Preserving Post-War Heritage At the RIBA, Portland Place, London W1 on 3-4 June
This, the second English Heritage conference on conserving post- war buildings (after 'Modern Matters' in 1995), was a highly stimulating two days - a heady mix of high-flown theory (Alan Powers), incisive history (Elain Harwood), and technical know-how (Peter Ross and John Redding of Arups, among others). Conservation is a good way to study architectural technology, since it concentrates on defects, their causes and remedies, and whether you are a conservationist or a Pawley-ite, defects are something you want to avoid; which is not to deny that a whole day devoted to decay and its causes can have a demoralising effect.
The spectre of Martin Pawley was in fact present at the feast and, together with the aj's editorial of 28 May, provided Alan Powers with the starting- point for his paper 'Style and Substance', in which Pawley's arguments were ably demolished, and guidance sought instead from St Thomas Aquinas, Mies van der Rohe's favourite reading. The Thomist distinction between essence and substance was held to have relevance to the question of what and how to conserve in architecture.
Behind this lay the continuing quest for that elusive goal - a conservation policy that can somehow be flexible enough to allow substantial alteration to a building but still retain the essence of what is valuable. Certainly what has happened at Erno Goldfinger's Alexander Fleming House, now coloured cream and blue, can hardly be called a successful example of such a policy, as several speakers agreed, though Martin Cherry of eh seemd to imply at one point that it was.
Goldfinger was another spectre at the feast, the coloured glass window of Alexander Fleming House acting as poster image for the conference, and his work being referred to by many speakers. eh's Martin O'Rourke, in particular, spoke of the recent replacement of a whole facade of sound double-glazed timber windows at Balfron Tower with pvc, an outcome he agreed might have been improved upon had listing come earlier; he also spoke lovingly of the well-preserved nearby Lansbury Estate where the pub still bears the Festival of Britain logo, but where 'the right-to- buy is beginning to bite'.
Tony Walker (senior partner of Damon Lock Grabowski) seemed on the other hand to derive positive pleasure from the thought of pvc windows, since plastics was his subject; he gave a fascinating history of the material starting with gutta percha urns at the 1851 Great Exhibition, and had so much to say that there was little time to talk about how to conserve it. Plastics have not fared very well in architecture so far, all the glc's grp-panel SF1 point blocks of the late 1960s having been demolished, and Stirling's Olivetti wing having had problems from the start. But Grimshaw's Herman Miller factory panels have recently been successfully re-sprayed.

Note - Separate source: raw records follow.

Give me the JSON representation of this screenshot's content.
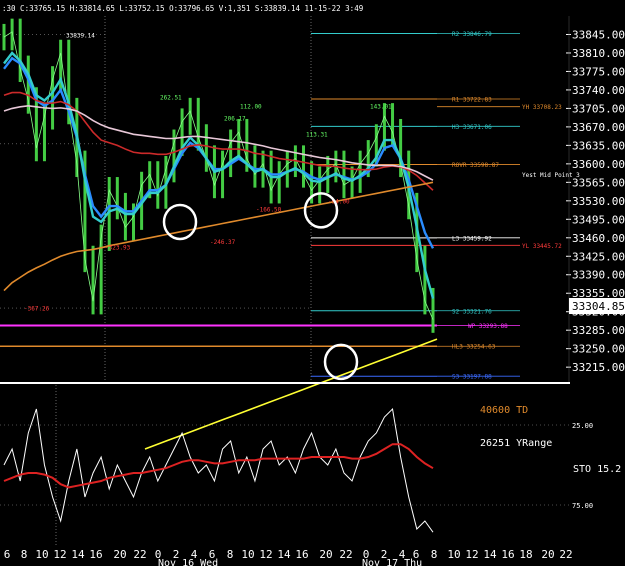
{
  "header": {
    "text": ":30 C:33765.15 H:33814.65 L:33752.15 O:33796.65 V:1,351 S:33839.14 11-15-22 3:49"
  },
  "chart_data": {
    "type": "line",
    "price_axis": {
      "ylim": [
        33185,
        33880
      ],
      "ticks": [
        33845,
        33810,
        33775,
        33740,
        33705,
        33670,
        33635,
        33600,
        33565,
        33530,
        33495,
        33460,
        33425,
        33390,
        33355,
        33320,
        33285,
        33250,
        33215
      ],
      "current_price": "33304.85"
    },
    "pivot_labels": [
      {
        "label": "R2 33846.79",
        "value": 33846.79,
        "color": "#33cccc"
      },
      {
        "label": "R1 33722.83",
        "value": 33722.83,
        "color": "#e08a2c"
      },
      {
        "label": "YH 33708.23",
        "value": 33708.23,
        "color": "#e08a2c"
      },
      {
        "label": "H3 33671.06",
        "value": 33671.06,
        "color": "#33cccc"
      },
      {
        "label": "ROVR 33598.87",
        "value": 33598.87,
        "color": "#e08a2c"
      },
      {
        "label": "Yest Mid Point 3",
        "value": 33580,
        "color": "#ffffff"
      },
      {
        "label": "L3 33459.92",
        "value": 33459.92,
        "color": "#ffffff"
      },
      {
        "label": "YL 33445.72",
        "value": 33445.72,
        "color": "#ff3b3b"
      },
      {
        "label": "S2 33321.76",
        "value": 33321.76,
        "color": "#33cccc"
      },
      {
        "label": "WP 33293.88",
        "value": 33293.88,
        "color": "#ff33ff"
      },
      {
        "label": "HL3 33254.63",
        "value": 33254.63,
        "color": "#e08a2c"
      },
      {
        "label": "S3 33197.88",
        "value": 33197.88,
        "color": "#3b6bff"
      }
    ],
    "annotations": [
      {
        "label": "33839.14",
        "value": 33839,
        "color": "#ffffff"
      },
      {
        "label": "262.51",
        "value": 33722,
        "color": "#66ff66"
      },
      {
        "label": "112.00",
        "value": 33705,
        "color": "#66ff66"
      },
      {
        "label": "206.17",
        "value": 33682,
        "color": "#66ff66"
      },
      {
        "label": "113.31",
        "value": 33652,
        "color": "#66ff66"
      },
      {
        "label": "143.01",
        "value": 33705,
        "color": "#66ff66"
      },
      {
        "label": "-166.50",
        "value": 33510,
        "color": "#ff3b3b"
      },
      {
        "label": "-246.37",
        "value": 33448,
        "color": "#ff3b3b"
      },
      {
        "label": "-323.93",
        "value": 33438,
        "color": "#ff3b3b"
      },
      {
        "label": "-367.26",
        "value": 33322,
        "color": "#ff3b3b"
      },
      {
        "label": "-94.00",
        "value": 33525,
        "color": "#ff3b3b"
      }
    ],
    "price_series": [
      33840,
      33850,
      33780,
      33720,
      33630,
      33690,
      33760,
      33810,
      33700,
      33600,
      33420,
      33340,
      33460,
      33550,
      33520,
      33480,
      33500,
      33560,
      33580,
      33540,
      33590,
      33640,
      33680,
      33700,
      33650,
      33610,
      33560,
      33600,
      33640,
      33660,
      33610,
      33580,
      33600,
      33550,
      33580,
      33600,
      33610,
      33580,
      33550,
      33570,
      33590,
      33600,
      33560,
      33570,
      33600,
      33620,
      33650,
      33690,
      33660,
      33600,
      33520,
      33420,
      33340,
      33305
    ],
    "ma_series": [
      {
        "color": "#2a8cff",
        "values": [
          33780,
          33800,
          33790,
          33760,
          33720,
          33710,
          33720,
          33740,
          33700,
          33650,
          33580,
          33520,
          33500,
          33520,
          33520,
          33510,
          33510,
          33530,
          33550,
          33550,
          33560,
          33590,
          33620,
          33640,
          33630,
          33610,
          33590,
          33590,
          33600,
          33610,
          33600,
          33590,
          33590,
          33580,
          33580,
          33585,
          33590,
          33585,
          33575,
          33570,
          33575,
          33580,
          33575,
          33570,
          33575,
          33585,
          33600,
          33630,
          33635,
          33610,
          33570,
          33520,
          33470,
          33440
        ]
      },
      {
        "color": "#33cccc",
        "values": [
          33790,
          33810,
          33795,
          33770,
          33730,
          33720,
          33735,
          33760,
          33715,
          33655,
          33570,
          33500,
          33490,
          33510,
          33515,
          33505,
          33505,
          33525,
          33545,
          33545,
          33560,
          33595,
          33630,
          33650,
          33635,
          33610,
          33585,
          33590,
          33605,
          33615,
          33600,
          33585,
          33590,
          33575,
          33575,
          33585,
          33592,
          33582,
          33568,
          33566,
          33574,
          33582,
          33572,
          33568,
          33578,
          33592,
          33612,
          33645,
          33645,
          33610,
          33555,
          33480,
          33400,
          33345
        ]
      },
      {
        "color": "#cc2a2a",
        "values": [
          33730,
          33735,
          33735,
          33730,
          33720,
          33715,
          33715,
          33718,
          33712,
          33700,
          33680,
          33660,
          33645,
          33640,
          33635,
          33628,
          33622,
          33620,
          33620,
          33618,
          33618,
          33622,
          33628,
          33634,
          33636,
          33634,
          33630,
          33628,
          33628,
          33628,
          33625,
          33620,
          33618,
          33614,
          33610,
          33608,
          33606,
          33603,
          33600,
          33597,
          33596,
          33595,
          33592,
          33590,
          33589,
          33589,
          33590,
          33594,
          33596,
          33594,
          33588,
          33578,
          33564,
          33550
        ]
      },
      {
        "color": "#e8c8d8",
        "values": [
          33700,
          33705,
          33708,
          33710,
          33708,
          33706,
          33705,
          33706,
          33704,
          33700,
          33692,
          33682,
          33674,
          33668,
          33664,
          33660,
          33656,
          33654,
          33652,
          33650,
          33648,
          33648,
          33650,
          33652,
          33652,
          33650,
          33648,
          33646,
          33644,
          33642,
          33640,
          33637,
          33634,
          33630,
          33627,
          33624,
          33621,
          33618,
          33615,
          33612,
          33610,
          33608,
          33605,
          33602,
          33600,
          33598,
          33597,
          33597,
          33597,
          33595,
          33591,
          33585,
          33577,
          33569
        ]
      },
      {
        "color": "#e08a2c",
        "values": [
          33360,
          33375,
          33385,
          33395,
          33403,
          33410,
          33418,
          33425,
          33430,
          33434,
          33436,
          33438,
          33441,
          33445,
          33448,
          33451,
          33454,
          33457,
          33460,
          33463,
          33466,
          33469,
          33472,
          33475,
          33478,
          33481,
          33484,
          33487,
          33490,
          33493,
          33496,
          33499,
          33502,
          33505,
          33508,
          33511,
          33514,
          33517,
          33520,
          33523,
          33526,
          33529,
          33532,
          33535,
          33538,
          33541,
          33544,
          33547,
          33550,
          33553,
          33556,
          33559,
          33562,
          33565
        ]
      },
      {
        "color": "#ffff33",
        "values": [
          33060,
          33068,
          33076,
          33084,
          33092,
          33100,
          33108,
          33116,
          33124,
          33132,
          33140,
          33148,
          33156,
          33164,
          33172,
          33180,
          33188,
          33196,
          33204,
          33212,
          33220,
          33228,
          33236,
          33244,
          33252,
          33260,
          33268
        ]
      }
    ],
    "indicator": {
      "label": "STO 15.2",
      "ylim": [
        100,
        0
      ],
      "ticks": [
        25,
        75
      ],
      "tick_labels": [
        "25.00",
        "75.00"
      ],
      "td_label": "40600 TD",
      "yrange_label": "26251 YRange",
      "stoch_values": [
        50,
        40,
        60,
        30,
        15,
        50,
        70,
        85,
        60,
        40,
        70,
        55,
        45,
        65,
        50,
        60,
        70,
        55,
        45,
        60,
        50,
        40,
        30,
        45,
        55,
        50,
        60,
        40,
        35,
        55,
        45,
        60,
        40,
        35,
        50,
        45,
        55,
        40,
        30,
        45,
        50,
        40,
        55,
        60,
        45,
        35,
        30,
        20,
        15,
        45,
        70,
        90,
        85,
        92
      ],
      "signal_values": [
        60,
        58,
        56,
        55,
        55,
        56,
        58,
        62,
        64,
        63,
        62,
        61,
        60,
        58,
        57,
        56,
        55,
        55,
        54,
        53,
        52,
        50,
        48,
        47,
        47,
        48,
        49,
        49,
        48,
        47,
        47,
        47,
        46,
        46,
        46,
        46,
        46,
        46,
        45,
        45,
        45,
        45,
        45,
        46,
        46,
        45,
        43,
        40,
        37,
        37,
        40,
        45,
        49,
        52
      ]
    },
    "x_ticks": [
      "6",
      "8",
      "10",
      "12",
      "14",
      "16",
      "20",
      "22",
      "0",
      "2",
      "4",
      "6",
      "8",
      "10",
      "12",
      "14",
      "16",
      "20",
      "22",
      "0",
      "2",
      "4",
      "6",
      "8",
      "10",
      "12",
      "14",
      "16",
      "18",
      "20",
      "22"
    ],
    "x_tick_positions": [
      7,
      24,
      42,
      60,
      78,
      96,
      120,
      140,
      158,
      176,
      194,
      212,
      230,
      248,
      266,
      284,
      302,
      326,
      346,
      366,
      384,
      402,
      416,
      434,
      454,
      472,
      490,
      508,
      526,
      548,
      566
    ],
    "date_labels": [
      "Nov 16 Wed",
      "Nov 17 Thu"
    ]
  }
}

Perhaps in deference to the two American speakers, the conference title referred to 'preserving' rather than 'conserving', and their contributions were certainly very worthwhile. Robert Silman, the structural engineer from New York currently developing methods for halting the progressive sagging of the terraces of Frank Lloyd Wright's (not quite post-war) Falling Water, gave a fascinating account of the structure. The master-bedroom terrace, which seemingly cantilevers 20', and in which cracks had been observed, is in fact supported off the metal living-room window frames below - and was always designed to be so. The living-room terrace sags about 7' under this load, and is currently supported on temporary props off the stone shelf of the waterfall, which itself is propped from beneath. The massively stone-paved floor of the living room is in fact hollow, the stones resting on a ply deck on 2' x 4's; this allows convenient access to the ribbed concrete structure beneath, where additional reinforcement will in due course be concealed. Wright's argument at the time against more reinforcement - that its extra weight would weaken the beams - was quite false (the contractor slipped in some extra anyway). But Silman, as an engineer, was more generous to Wright than Wright ever was to engineers.
Stephen Kelley (of Wiss, Janney, Elstner Associates, Chicago) gave a history of curtain walling, its problems and remedies, but his opening aerial shot of downtown Chicago with high-rises disappearing into the distance, and further shots of hurricane damage on the Gulf of Mexico, made European problems seem puny, as did his current project which involves inspecting 655 apartments. Perhaps Park Hill, Sheffield, presented by the city architect, runs this close.
John Winter (in the chair) remarked that 30-40 years ago reinforced concrete was the wonder material; now, said Michael Bussell, it seemed the source of all ills. The familiar causes of its decay were clearly presented, together with more novel methods of treatment, particularly implanted cathodic protection. But the example of this shown was visually disappointing since the concrete still had to be coated. An adequate method of conserving fair-faced concrete without altering its appearance is an essential that seems to remain elusive. But, said John Winter, the focus of the conference should have been less on simply conserving ('the easy bit') than on upgrading. James Dunnett is an architect inLondon